The Short Version:
Based on the best articles and ideas I have found I believe the best approach for providing a smartphone for your child is a four-phase approach. First, get them a device that allows them to call, send some texts, and allows you to track where they are. The best option is to start when they are younger with a device like the Gizmo Gadget (Verizon offers this option) which allows parents to control who they can call and text. Second, a flip phone which allows calls and texts but has no internet and no apps. Third a more tightly controlled smartphone, Gabb Wireless is an excellent choice (we are an affiliate). Then fourth a smartphone with monitoring and control software to help keep them safe. And one last thing, the phone belongs to the parents and not the child, don’t give it as a gift!
More Detail and Reference Articles:
One of the most difficult questions a parent ever asks themselves regarding their children and technology is “When is the right time to give my child a smartphone?” That is actually the wrong question.
First of all, it implies that you will “give” your child a phone. The best suggestions I have read on the subject say that the parent should retain ownership of the phone and allow their child to “use”, “rent” or “borrow” the phone for personal use.
The second problem with the question is the assumption that you will begin the introduction of personal technology in your child’s life with a “smartphone”. Again, this is the wrong place to start.
Here is the best advice I have found on when and how to introduce phone technology into your child’s life.
Protect Young Minds
From an article posted in 2018 on the website Protect Young Minds these are some really great insights and suggestions around kids and technology. The article is titled “When Should Kids Have Cell Phones? Savvy Parents Reveal Best Strategies.”
Here is an outline and some highlights from the article:
First, what are the major considerations you should be weighing in this decision?
- Safety and parents’ peace of mind
- To use for school or class work
The author then goes on to discuss linking cell phones with personal responsibility. Some parents have guidelines such as:
- The child is 16, have a driver’s license, a job, and good grades
- “None of our kids got phones before 16. Only then if they kept good grades and a job so they could pay for their phone. We paid the basic fees so the phone still belonged to us and they were renting it to use each month. If poor grades or behavior get their phone taken away, they do not get a refund.”
The author then discusses alternatives to smartphones. One of the best parts of the article is one parent’s 4-step plan to allow your child to grow into the responsibility of having a smartphone. The plan is as follows:
- “The Verizon Gizmo Gadget watch at around age 5.
- A flip phone that allows them to call and text at age 8.
- A smartphone without data so they can call, text, and use it at home for games and filtered internet at age 12.
- A smartphone at age 14 (or freshman year in high school) with filtering like Circle by Disney.”
The article also goes on to recommend communicating with your kids about phones openly and honestly, setting clear and fair rules, and maybe even using a family phone contract.
Better Screen Time
Another excellent article from BetterScreenTime.com goes into more detail on the four-phase process of walking your child from no technology all the way to a smartphone.
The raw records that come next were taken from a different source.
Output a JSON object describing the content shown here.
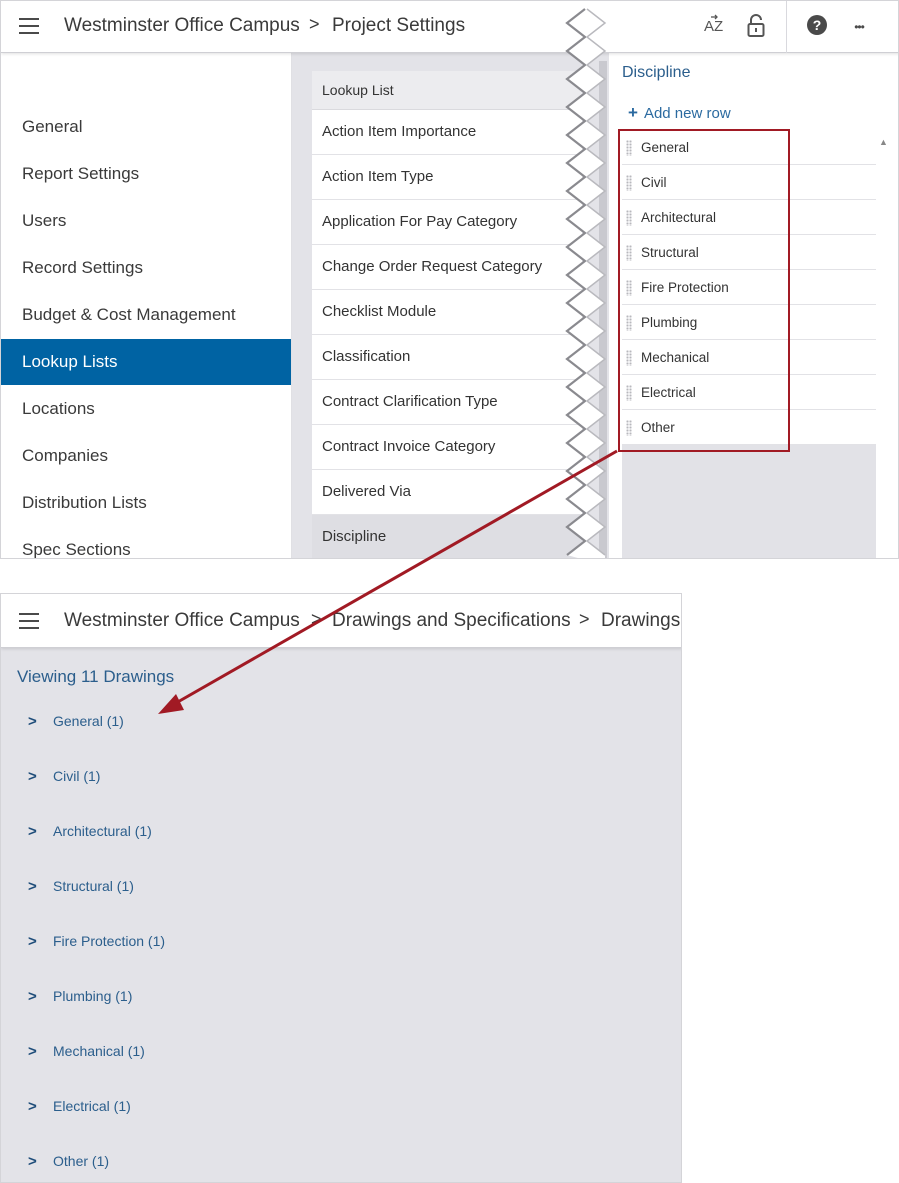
{
  "top": {
    "breadcrumb": [
      "Westminster Office Campus",
      "Project Settings"
    ],
    "separator": ">",
    "icons": [
      "sort-az-icon",
      "lock-icon",
      "help-icon",
      "more-icon"
    ],
    "sort_glyph": "AZ",
    "help_glyph": "?",
    "more_glyph": "•••",
    "nav": [
      "General",
      "Report Settings",
      "Users",
      "Record Settings",
      "Budget & Cost Management",
      "Lookup Lists",
      "Locations",
      "Companies",
      "Distribution Lists",
      "Spec Sections"
    ],
    "nav_active": "Lookup Lists",
    "lookup_header": "Lookup List",
    "lookup_items": [
      "Action Item Importance",
      "Action Item Type",
      "Application For Pay Category",
      "Change Order Request Category",
      "Checklist Module",
      "Classification",
      "Contract Clarification Type",
      "Contract Invoice Category",
      "Delivered Via",
      "Discipline"
    ],
    "lookup_selected": "Discipline",
    "right_title": "Discipline",
    "add_row_label": "Add new row",
    "disciplines": [
      "General",
      "Civil",
      "Architectural",
      "Structural",
      "Fire Protection",
      "Plumbing",
      "Mechanical",
      "Electrical",
      "Other"
    ]
  },
  "bottom": {
    "breadcrumb": [
      "Westminster Office Campus",
      "Drawings and Specifications",
      "Drawings"
    ],
    "separator": ">",
    "viewing": "Viewing 11 Drawings",
    "groups": [
      "General (1)",
      "Civil (1)",
      "Architectural (1)",
      "Structural (1)",
      "Fire Protection (1)",
      "Plumbing (1)",
      "Mechanical (1)",
      "Electrical (1)",
      "Other (1)"
    ],
    "chevron": ">"
  },
  "colors": {
    "accent": "#0063a3",
    "link": "#2b5e8c",
    "annotation": "#a11a24",
    "panel_gray": "#e3e3e8"
  }
}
It’s called “Feature Phone to Smart Phone: A Four-Phase Process.”
Here are the four phases they suggest:
- Start with a Feature Phone- a feature phone is one that basically allows for texting and calls and has minimal other features. It typically does not have internet access/browser capability which also implies no social media or apps. Two suggestions are Verizon’s Gizmo watch and Gabb Wireless phone which has calling, texting, and a camera. It has no internet access and no apps but it looks like a smartphone. GreatCity.org is an affiliate for Gabb Wireless as well as Better Screen Time.
- Transition to a “bare-bones” smartphone – they define this as a phone with no games and no social media, but most other capabilities of a smartphone.
- Add a few non-social media apps – This allows your teen to have some apps, perhaps games, that you both agree on but still no social media apps.
- Add Social Media – this is when your teen has graduated to the point that they are allowed some access to social media.
Social media is one of the most powerful and potentially destructive influences in a teen’s life and it needs to be earned and only given to teens that have demonstrated the ability to use it responsibly. There also needs to be a lot of conversation around the proper use of social media for a child or teen.
Protect Young Eyes
Chris McKenna at Protect Young Eyes wrote an article about how his daughter was getting a smartphone at age 12. That is not a magical age and he does not base his decision on her age alone. He gives four reasons why she is ready that every parent should consider. They are:
- She’s been trained
- She’s proven herself trustworthy
- She’s made mistakes (and learned from them)
- She’s not going to have social media
If you want to read the full article, you can find it here.
About the Author:
Terry has been an entrepreneur in the IT industry for over 30 years. Go here to read his complete personal story, “Husband, father, Grandfather and IT Executive.” If you want to send Terry a quick message visit the contact page Here.
If you would like to receive weekly email updates about how to talk to, monitor, and control your child’s digital experience, please join our mailing list below.